Records drawn from a dataset
^^^^^^^^

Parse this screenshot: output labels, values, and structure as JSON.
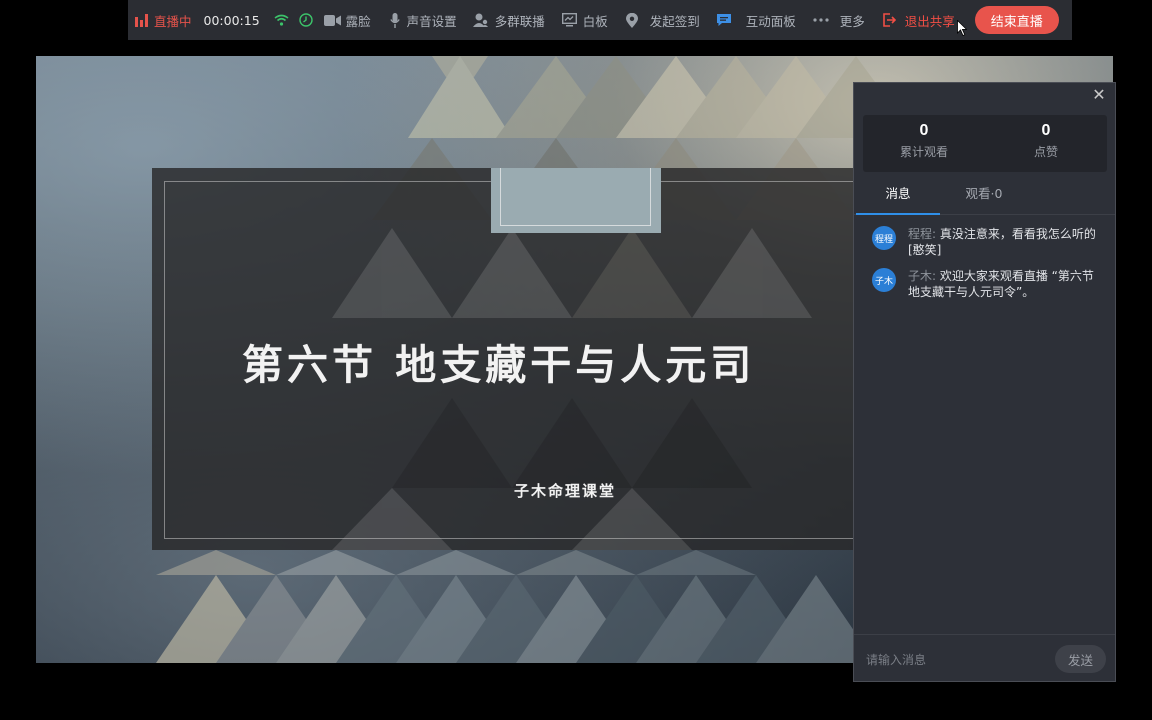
{
  "toolbar": {
    "live_label": "直播中",
    "timer": "00:00:15",
    "beauty_label": "露脸",
    "audio_label": "声音设置",
    "multi_label": "多群联播",
    "whiteboard_label": "白板",
    "checkin_label": "发起签到",
    "interact_label": "互动面板",
    "more_label": "更多",
    "exit_share_label": "退出共享",
    "end_label": "结束直播",
    "icons": [
      "live-bars-icon",
      "wifi-icon",
      "clock-icon",
      "camera-icon",
      "mic-icon",
      "users-icon",
      "monitor-icon",
      "location-pin-icon",
      "chat-bubble-icon",
      "more-dots-icon",
      "exit-icon"
    ]
  },
  "slide": {
    "title": "第六节  地支藏干与人元司",
    "subtitle": "子木命理课堂"
  },
  "chat": {
    "stats": [
      {
        "value": "0",
        "label": "累计观看"
      },
      {
        "value": "0",
        "label": "点赞"
      }
    ],
    "tabs": {
      "messages": "消息",
      "viewers": "观看·0"
    },
    "messages": [
      {
        "avatar": "程程",
        "name": "程程:",
        "text": " 真没注意来，看看我怎么听的[憨笑]"
      },
      {
        "avatar": "子木",
        "name": "子木:",
        "text": " 欢迎大家来观看直播 “第六节 地支藏干与人元司令”。"
      }
    ],
    "input_placeholder": "请输入消息",
    "send_label": "发送"
  },
  "colors": {
    "accent_red": "#e8544c",
    "tab_underline": "#2f8fe8",
    "avatar_blue": "#2b7fd6"
  }
}
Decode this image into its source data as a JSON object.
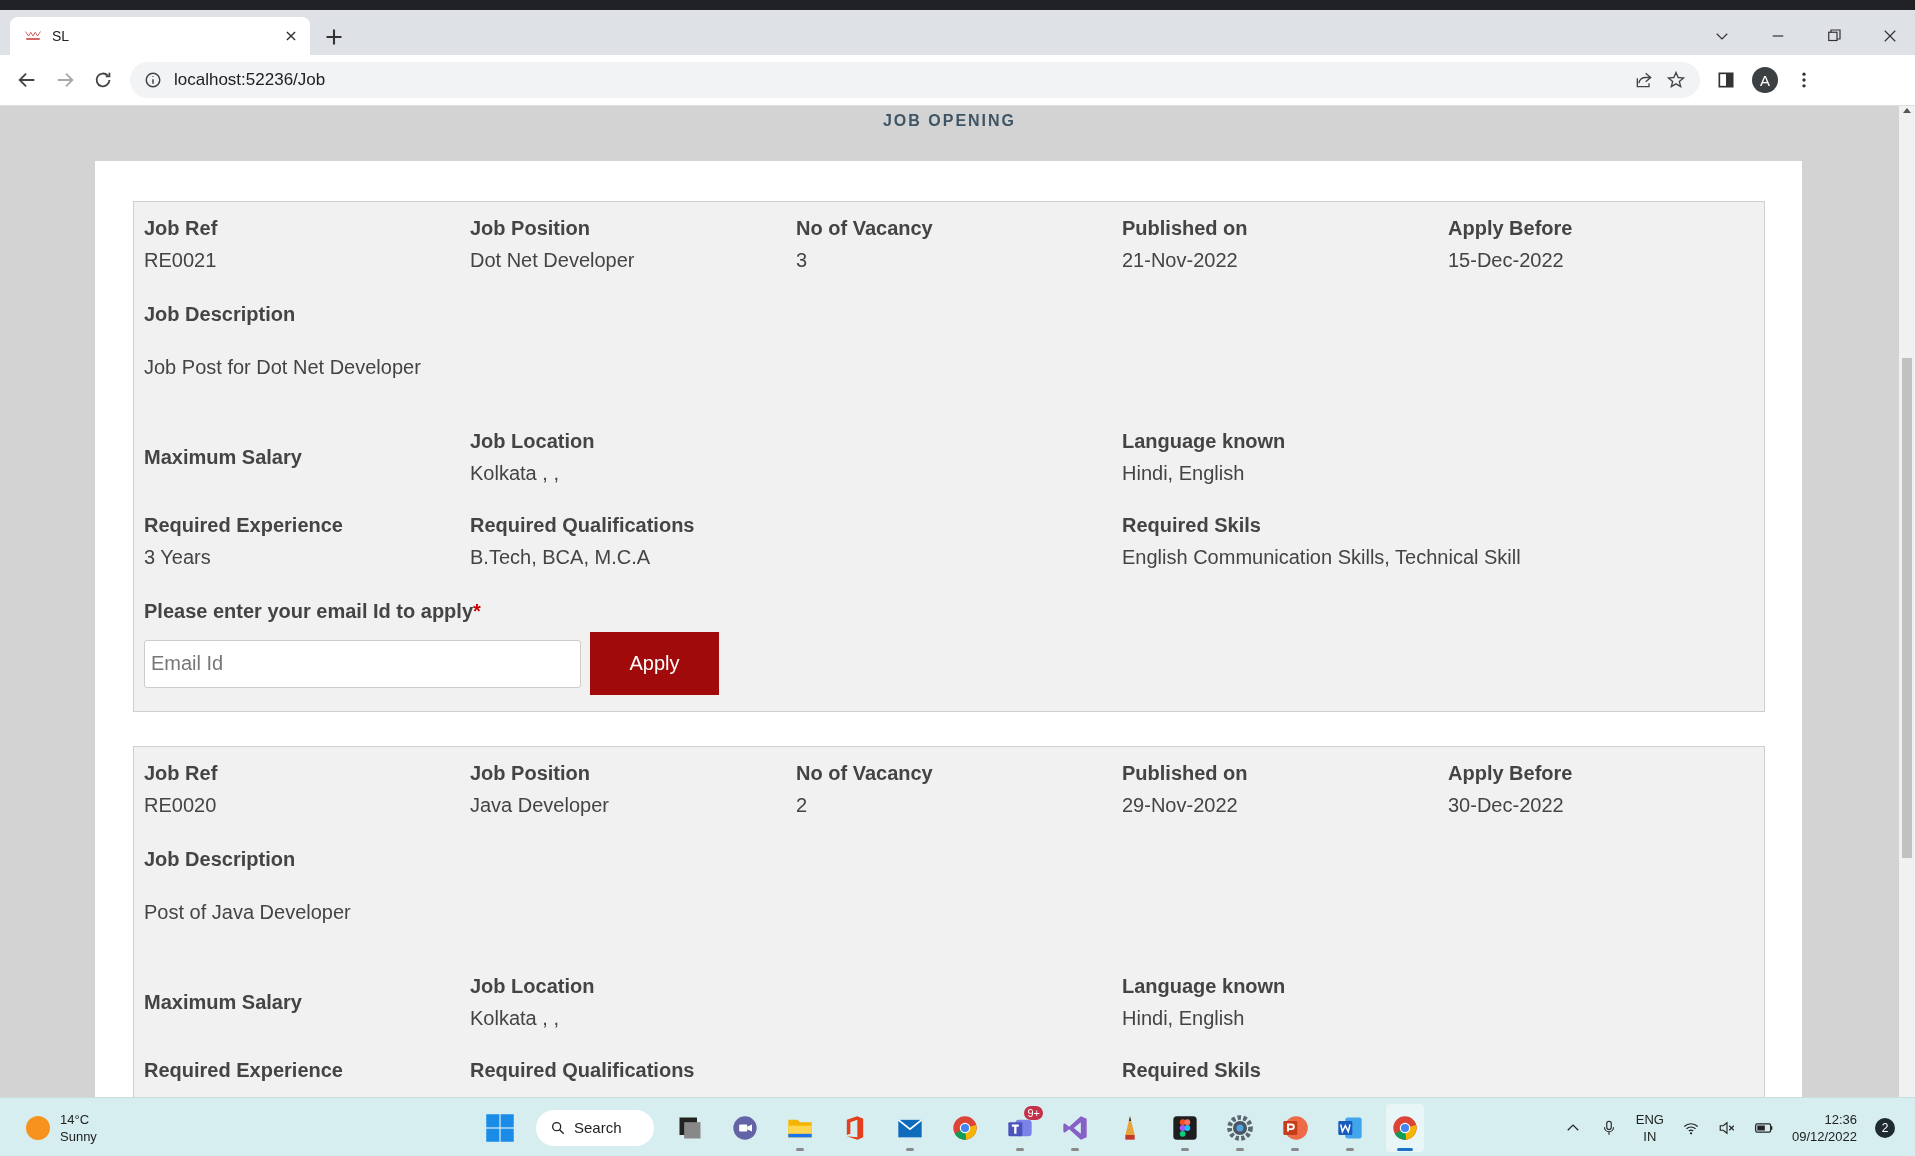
{
  "browser": {
    "tab_title": "SL",
    "url": "localhost:52236/Job",
    "profile_initial": "A"
  },
  "page": {
    "heading": "JOB OPENING",
    "jobs": [
      {
        "summary": [
          {
            "label": "Job Ref",
            "value": "RE0021"
          },
          {
            "label": "Job Position",
            "value": "Dot Net Developer"
          },
          {
            "label": "No of Vacancy",
            "value": "3"
          },
          {
            "label": "Published on",
            "value": "21-Nov-2022"
          },
          {
            "label": "Apply Before",
            "value": "15-Dec-2022"
          }
        ],
        "description": {
          "label": "Job Description",
          "text": "Job Post for Dot Net Developer"
        },
        "details": [
          [
            {
              "label": "Maximum Salary"
            },
            {
              "label": "Job Location",
              "value": "Kolkata , ,"
            },
            {
              "label": "Language known",
              "value": "Hindi, English"
            }
          ],
          [
            {
              "label": "Required Experience",
              "value": "3 Years"
            },
            {
              "label": "Required Qualifications",
              "value": "B.Tech, BCA, M.C.A"
            },
            {
              "label": "Required Skils",
              "value": "English Communication Skills, Technical Skill"
            }
          ]
        ],
        "apply": {
          "prompt": "Please enter your email Id to apply",
          "required_mark": "*",
          "placeholder": "Email Id",
          "button": "Apply"
        }
      },
      {
        "summary": [
          {
            "label": "Job Ref",
            "value": "RE0020"
          },
          {
            "label": "Job Position",
            "value": "Java Developer"
          },
          {
            "label": "No of Vacancy",
            "value": "2"
          },
          {
            "label": "Published on",
            "value": "29-Nov-2022"
          },
          {
            "label": "Apply Before",
            "value": "30-Dec-2022"
          }
        ],
        "description": {
          "label": "Job Description",
          "text": "Post of Java Developer"
        },
        "details": [
          [
            {
              "label": "Maximum Salary"
            },
            {
              "label": "Job Location",
              "value": "Kolkata , ,"
            },
            {
              "label": "Language known",
              "value": "Hindi, English"
            }
          ],
          [
            {
              "label": "Required Experience"
            },
            {
              "label": "Required Qualifications"
            },
            {
              "label": "Required Skils"
            }
          ]
        ]
      }
    ]
  },
  "taskbar": {
    "weather": {
      "temperature": "14°C",
      "condition": "Sunny"
    },
    "search": "Search",
    "apps": [
      {
        "running": false,
        "active": false
      },
      {
        "running": false,
        "active": false
      },
      {
        "running": false,
        "active": false
      },
      {
        "running": true,
        "active": false
      },
      {
        "running": false,
        "active": false
      },
      {
        "running": true,
        "active": false
      },
      {
        "running": false,
        "active": false
      },
      {
        "running": true,
        "active": false,
        "badge": "9+"
      },
      {
        "running": true,
        "active": false
      },
      {
        "running": false,
        "active": false
      },
      {
        "running": true,
        "active": false
      },
      {
        "running": true,
        "active": false
      },
      {
        "running": true,
        "active": false
      },
      {
        "running": true,
        "active": false
      },
      {
        "running": true,
        "active": true
      }
    ],
    "language": "ENG",
    "region": "IN",
    "time": "12:36",
    "date": "09/12/2022",
    "notifications": "2"
  }
}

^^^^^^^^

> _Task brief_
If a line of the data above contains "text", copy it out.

> _Exercise answer_
        "text": " 真没注意来，看看我怎么听的[憨笑]"
        "text": " 欢迎大家来观看直播 “第六节 地支藏干与人元司令”。"
          "text": "Job Post for Dot Net Developer"
          "text": "Post of Java Developer"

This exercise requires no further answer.